■ Component data from apps and pages ■
/---
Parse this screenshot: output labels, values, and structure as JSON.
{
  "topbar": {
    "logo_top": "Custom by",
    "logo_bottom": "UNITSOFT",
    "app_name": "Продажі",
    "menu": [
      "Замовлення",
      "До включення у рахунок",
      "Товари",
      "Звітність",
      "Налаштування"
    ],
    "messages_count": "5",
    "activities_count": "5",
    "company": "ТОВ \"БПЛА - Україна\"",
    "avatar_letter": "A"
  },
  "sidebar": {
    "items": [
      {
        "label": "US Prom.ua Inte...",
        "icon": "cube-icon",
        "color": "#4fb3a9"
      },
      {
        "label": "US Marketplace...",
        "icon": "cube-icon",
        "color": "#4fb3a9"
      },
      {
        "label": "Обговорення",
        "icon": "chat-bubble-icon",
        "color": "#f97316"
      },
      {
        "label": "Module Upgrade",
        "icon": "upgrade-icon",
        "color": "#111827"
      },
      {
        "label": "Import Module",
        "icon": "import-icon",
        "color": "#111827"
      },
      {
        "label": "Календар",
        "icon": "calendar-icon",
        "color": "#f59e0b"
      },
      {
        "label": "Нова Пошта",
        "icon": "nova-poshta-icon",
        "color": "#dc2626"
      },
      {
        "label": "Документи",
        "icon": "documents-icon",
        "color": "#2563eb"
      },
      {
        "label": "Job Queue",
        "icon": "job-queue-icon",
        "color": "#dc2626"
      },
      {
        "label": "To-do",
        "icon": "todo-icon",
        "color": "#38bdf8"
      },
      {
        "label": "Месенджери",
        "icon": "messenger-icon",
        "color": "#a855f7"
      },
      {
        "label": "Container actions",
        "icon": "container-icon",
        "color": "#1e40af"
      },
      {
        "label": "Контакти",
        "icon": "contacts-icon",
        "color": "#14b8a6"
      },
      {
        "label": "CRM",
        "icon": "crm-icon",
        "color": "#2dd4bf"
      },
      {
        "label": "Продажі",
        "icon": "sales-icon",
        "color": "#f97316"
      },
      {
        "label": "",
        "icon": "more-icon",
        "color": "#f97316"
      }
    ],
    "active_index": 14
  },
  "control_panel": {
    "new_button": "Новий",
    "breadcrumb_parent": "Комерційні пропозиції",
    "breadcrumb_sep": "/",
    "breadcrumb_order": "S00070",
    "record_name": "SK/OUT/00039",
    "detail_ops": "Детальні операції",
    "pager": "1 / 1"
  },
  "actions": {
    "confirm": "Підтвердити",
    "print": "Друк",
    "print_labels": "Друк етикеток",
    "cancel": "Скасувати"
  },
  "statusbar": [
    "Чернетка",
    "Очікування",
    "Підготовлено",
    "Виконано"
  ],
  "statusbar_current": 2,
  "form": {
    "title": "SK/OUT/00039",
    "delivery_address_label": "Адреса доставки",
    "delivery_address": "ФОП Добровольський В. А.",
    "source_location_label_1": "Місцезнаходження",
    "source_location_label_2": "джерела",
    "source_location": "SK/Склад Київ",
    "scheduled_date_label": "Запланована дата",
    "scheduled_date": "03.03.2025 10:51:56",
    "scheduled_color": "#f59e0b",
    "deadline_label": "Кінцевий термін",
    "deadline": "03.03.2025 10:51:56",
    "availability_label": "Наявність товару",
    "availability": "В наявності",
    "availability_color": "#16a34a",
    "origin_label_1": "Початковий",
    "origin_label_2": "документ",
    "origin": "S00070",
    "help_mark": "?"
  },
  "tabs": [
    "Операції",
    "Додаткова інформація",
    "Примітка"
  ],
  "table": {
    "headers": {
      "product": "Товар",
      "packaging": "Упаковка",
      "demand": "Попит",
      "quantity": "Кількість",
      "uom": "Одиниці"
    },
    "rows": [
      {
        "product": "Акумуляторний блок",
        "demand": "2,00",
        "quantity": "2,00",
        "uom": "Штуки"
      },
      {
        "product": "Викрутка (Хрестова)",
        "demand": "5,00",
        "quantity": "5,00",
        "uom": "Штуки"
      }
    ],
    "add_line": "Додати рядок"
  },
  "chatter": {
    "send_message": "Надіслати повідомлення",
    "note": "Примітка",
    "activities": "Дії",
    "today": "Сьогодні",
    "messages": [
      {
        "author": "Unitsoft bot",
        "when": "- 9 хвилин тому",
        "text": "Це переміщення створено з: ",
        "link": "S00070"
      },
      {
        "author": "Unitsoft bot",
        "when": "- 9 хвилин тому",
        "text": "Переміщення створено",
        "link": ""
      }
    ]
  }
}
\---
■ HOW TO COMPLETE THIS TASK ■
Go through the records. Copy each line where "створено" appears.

■ ANSWER FOR THIS EXERCISE ■
        "text": "Це переміщення створено з: ",
        "text": "Переміщення створено",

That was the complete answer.